Hack Highlight #3: AroundMET
This is a necropost, resurrected from an old blog. To find out more about Hack the Police events, civic tech, and policing technology, visit: Police Rewired
Emergency services need to find things in a hurry!
That may seem obvious to you.
This hack was mine - and it’s something I’ve been trying to put together for a while now. As I was running the event, I didn’t have all the time in the world for coding - so I stuck to what I know best: Maps
I deliberately kept my goals modest, and the product simple. It’s a map. It shows you where you are, and it shows you what you’re trying to find - whether that’s police stations, custody suites, defibrillators, or other locations of interest to police officers on the front line.
Defibrillators are everywhere
Did you know there are over 1,300 publicly accessible emergency defibrillators distributed around London?
As it turns out, the act of wearing a police uniform does not automatically bestow on a person the power to determine where those are.
Hint: if you ever need a defibrillator, run to the largest store or shopping centre you can find, a tube station, a school, or other busy-looking public building.
Information about defibrillators is compiled by the London Ambulance Service and regularly shared with the Metropolitan Police.
What the police has always done with that - up to now - is a mystery.
What we should be doing with it, is providing that data to every front-line officer in a practical format. It will help to save lives and it’s something we can do without risk to personal data or public safety - as all it can do is improve the service we provide.
Sadly, no police force in the UK yet has the capacity to deliver this to their officers. That’s something that various agencies are working on, and hopefully sooner rather than later we’ll begin to see real new abilities in the hands of police officers.
By building a small, high utility app over the course of 2 days, I aimed to highlight just how much more the police service could achieve if they had the capacity to perform unplanned work.
As we see across industry: Apps come and go. Some of them prove to be staggeringly useful to many, others only to a handful, and some to none. But they are also very low risk because they are so quick and easy to produce. They cost little to make when you have the skills in your organisation to do that, and are quick and easy to adapt when new requirements come along. Often, it’s important to be able to move quickly and respond to changes in expectations. By being able to deliver these things for themselves instead of relying on large contractors police forces can cut costs and increase public confidence quickly and easily.
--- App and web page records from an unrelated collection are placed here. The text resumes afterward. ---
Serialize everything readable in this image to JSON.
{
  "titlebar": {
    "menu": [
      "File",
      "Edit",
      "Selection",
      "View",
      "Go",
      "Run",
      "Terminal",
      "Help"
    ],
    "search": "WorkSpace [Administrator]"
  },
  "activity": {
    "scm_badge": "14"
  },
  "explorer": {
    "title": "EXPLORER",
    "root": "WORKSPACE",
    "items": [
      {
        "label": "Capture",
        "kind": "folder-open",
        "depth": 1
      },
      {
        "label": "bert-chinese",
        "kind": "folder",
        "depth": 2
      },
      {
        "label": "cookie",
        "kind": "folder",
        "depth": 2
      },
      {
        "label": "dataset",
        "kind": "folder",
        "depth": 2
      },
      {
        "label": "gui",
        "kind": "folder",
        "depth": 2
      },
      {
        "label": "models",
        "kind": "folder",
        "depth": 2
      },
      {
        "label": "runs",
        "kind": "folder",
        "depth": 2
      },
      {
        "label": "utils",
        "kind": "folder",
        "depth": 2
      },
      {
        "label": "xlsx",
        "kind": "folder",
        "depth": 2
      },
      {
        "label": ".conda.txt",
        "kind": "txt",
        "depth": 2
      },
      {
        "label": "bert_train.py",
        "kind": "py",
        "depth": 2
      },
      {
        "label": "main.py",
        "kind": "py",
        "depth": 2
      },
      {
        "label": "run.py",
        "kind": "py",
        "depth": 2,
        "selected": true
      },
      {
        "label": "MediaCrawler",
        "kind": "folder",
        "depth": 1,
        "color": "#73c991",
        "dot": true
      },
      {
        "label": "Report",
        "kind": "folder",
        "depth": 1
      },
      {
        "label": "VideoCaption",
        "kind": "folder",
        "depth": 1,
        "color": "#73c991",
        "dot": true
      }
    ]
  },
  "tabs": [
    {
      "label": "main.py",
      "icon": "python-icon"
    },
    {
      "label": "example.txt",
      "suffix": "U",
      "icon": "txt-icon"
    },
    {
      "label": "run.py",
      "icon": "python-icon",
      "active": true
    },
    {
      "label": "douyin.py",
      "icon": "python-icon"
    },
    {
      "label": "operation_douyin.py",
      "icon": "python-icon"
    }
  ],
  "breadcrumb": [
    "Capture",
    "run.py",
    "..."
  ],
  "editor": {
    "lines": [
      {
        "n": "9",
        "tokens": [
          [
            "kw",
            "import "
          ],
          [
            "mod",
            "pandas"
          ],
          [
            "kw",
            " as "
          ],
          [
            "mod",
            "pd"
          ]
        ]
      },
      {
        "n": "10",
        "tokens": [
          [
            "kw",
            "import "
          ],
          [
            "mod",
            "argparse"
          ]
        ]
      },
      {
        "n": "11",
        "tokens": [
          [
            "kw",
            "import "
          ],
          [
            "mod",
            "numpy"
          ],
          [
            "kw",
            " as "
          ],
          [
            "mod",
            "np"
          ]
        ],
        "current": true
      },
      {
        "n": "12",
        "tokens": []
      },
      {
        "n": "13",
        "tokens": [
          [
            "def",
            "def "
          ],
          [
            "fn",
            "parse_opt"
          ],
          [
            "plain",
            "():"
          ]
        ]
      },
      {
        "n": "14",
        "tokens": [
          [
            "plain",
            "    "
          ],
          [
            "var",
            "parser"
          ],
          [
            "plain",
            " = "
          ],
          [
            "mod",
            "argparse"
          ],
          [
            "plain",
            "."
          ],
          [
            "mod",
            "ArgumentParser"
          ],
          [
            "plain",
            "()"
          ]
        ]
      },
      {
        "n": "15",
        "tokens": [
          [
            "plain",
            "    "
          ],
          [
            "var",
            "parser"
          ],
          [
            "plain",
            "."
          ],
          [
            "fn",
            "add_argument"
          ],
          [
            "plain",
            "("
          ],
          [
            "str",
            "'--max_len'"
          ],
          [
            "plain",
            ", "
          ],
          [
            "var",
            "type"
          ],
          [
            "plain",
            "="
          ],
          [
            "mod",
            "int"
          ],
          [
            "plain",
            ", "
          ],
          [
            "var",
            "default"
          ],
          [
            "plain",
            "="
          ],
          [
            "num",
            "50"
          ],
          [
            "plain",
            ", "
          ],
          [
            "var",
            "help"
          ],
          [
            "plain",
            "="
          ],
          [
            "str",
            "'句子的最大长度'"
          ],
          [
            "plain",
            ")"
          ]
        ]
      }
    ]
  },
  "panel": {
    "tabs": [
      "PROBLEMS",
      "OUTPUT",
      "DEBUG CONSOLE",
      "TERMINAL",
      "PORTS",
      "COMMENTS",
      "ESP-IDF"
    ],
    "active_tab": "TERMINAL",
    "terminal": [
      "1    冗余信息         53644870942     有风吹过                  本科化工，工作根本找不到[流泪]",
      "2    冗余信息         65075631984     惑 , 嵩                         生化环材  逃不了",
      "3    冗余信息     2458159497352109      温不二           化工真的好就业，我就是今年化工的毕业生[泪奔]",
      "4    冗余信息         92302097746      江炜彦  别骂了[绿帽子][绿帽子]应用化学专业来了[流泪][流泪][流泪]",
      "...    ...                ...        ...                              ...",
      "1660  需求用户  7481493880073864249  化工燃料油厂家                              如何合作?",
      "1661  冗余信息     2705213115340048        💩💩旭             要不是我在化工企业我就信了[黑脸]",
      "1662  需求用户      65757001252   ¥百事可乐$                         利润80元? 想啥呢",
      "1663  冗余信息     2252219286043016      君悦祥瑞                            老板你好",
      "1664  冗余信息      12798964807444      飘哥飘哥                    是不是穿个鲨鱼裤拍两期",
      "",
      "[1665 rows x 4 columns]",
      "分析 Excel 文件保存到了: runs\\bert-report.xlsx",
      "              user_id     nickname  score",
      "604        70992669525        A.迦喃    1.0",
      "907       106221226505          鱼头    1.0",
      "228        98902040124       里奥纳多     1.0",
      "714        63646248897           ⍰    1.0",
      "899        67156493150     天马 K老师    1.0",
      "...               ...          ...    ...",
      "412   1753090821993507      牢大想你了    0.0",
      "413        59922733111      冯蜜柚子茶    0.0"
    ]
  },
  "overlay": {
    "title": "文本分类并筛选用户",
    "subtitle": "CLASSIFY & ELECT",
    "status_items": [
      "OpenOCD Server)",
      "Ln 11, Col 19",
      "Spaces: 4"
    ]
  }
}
Through current means, however, that’s not possible. Police services build business cases and hire expensive contractors to provide complex systems that still, somehow, seem to meet few of their needs. They are locked into service contracts that limit their options and make prohibitively expensive even the smallest pieces of work.
Police services in the UK can seize the opportunity to work much faster and better. To do so, all they need do is employ a few staff with development skills instead of following the traditional approach of expensive and slow contractual work. This provides them with the ability to act swiftly whenever they needed new work - regardless of what’s required. It’s an absolute certainty that there’s enough work across any police force to employ several developers on continuous improvement.
There’s work to be done to change hearts and minds at the core of policing that this is a smart approach that will yield rewards. That work is under way.
To find out more about Hack the Police events, civic tech, and policing technology, visit: Police Rewired